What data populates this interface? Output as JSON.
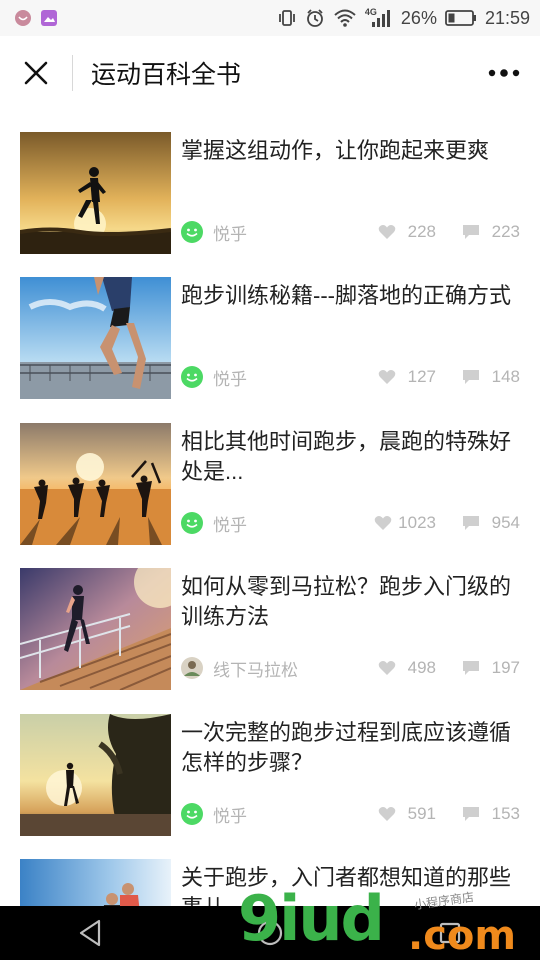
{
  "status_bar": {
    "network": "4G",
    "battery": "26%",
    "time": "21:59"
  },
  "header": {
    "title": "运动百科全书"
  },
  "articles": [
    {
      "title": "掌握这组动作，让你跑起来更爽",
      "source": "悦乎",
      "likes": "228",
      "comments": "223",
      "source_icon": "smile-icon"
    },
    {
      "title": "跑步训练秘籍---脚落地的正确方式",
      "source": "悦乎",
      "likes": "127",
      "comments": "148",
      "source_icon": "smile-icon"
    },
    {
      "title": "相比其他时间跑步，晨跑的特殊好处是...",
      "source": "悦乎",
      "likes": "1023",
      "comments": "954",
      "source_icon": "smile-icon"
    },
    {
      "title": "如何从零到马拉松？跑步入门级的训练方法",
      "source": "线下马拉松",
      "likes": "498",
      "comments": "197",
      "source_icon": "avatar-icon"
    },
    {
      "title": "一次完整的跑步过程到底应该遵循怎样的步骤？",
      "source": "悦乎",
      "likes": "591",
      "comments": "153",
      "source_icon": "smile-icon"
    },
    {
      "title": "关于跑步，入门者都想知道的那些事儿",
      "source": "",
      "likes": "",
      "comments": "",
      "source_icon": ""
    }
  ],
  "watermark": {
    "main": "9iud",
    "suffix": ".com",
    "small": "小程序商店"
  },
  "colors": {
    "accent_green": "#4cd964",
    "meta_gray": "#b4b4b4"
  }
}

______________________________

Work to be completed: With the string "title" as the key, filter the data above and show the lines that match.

Problem solution:
    "title": "运动百科全书"
      "title": "掌握这组动作，让你跑起来更爽",
      "title": "跑步训练秘籍---脚落地的正确方式",
      "title": "相比其他时间跑步，晨跑的特殊好处是...",
      "title": "如何从零到马拉松？跑步入门级的训练方法",
      "title": "一次完整的跑步过程到底应该遵循怎样的步骤？",
      "title": "关于跑步，入门者都想知道的那些事儿",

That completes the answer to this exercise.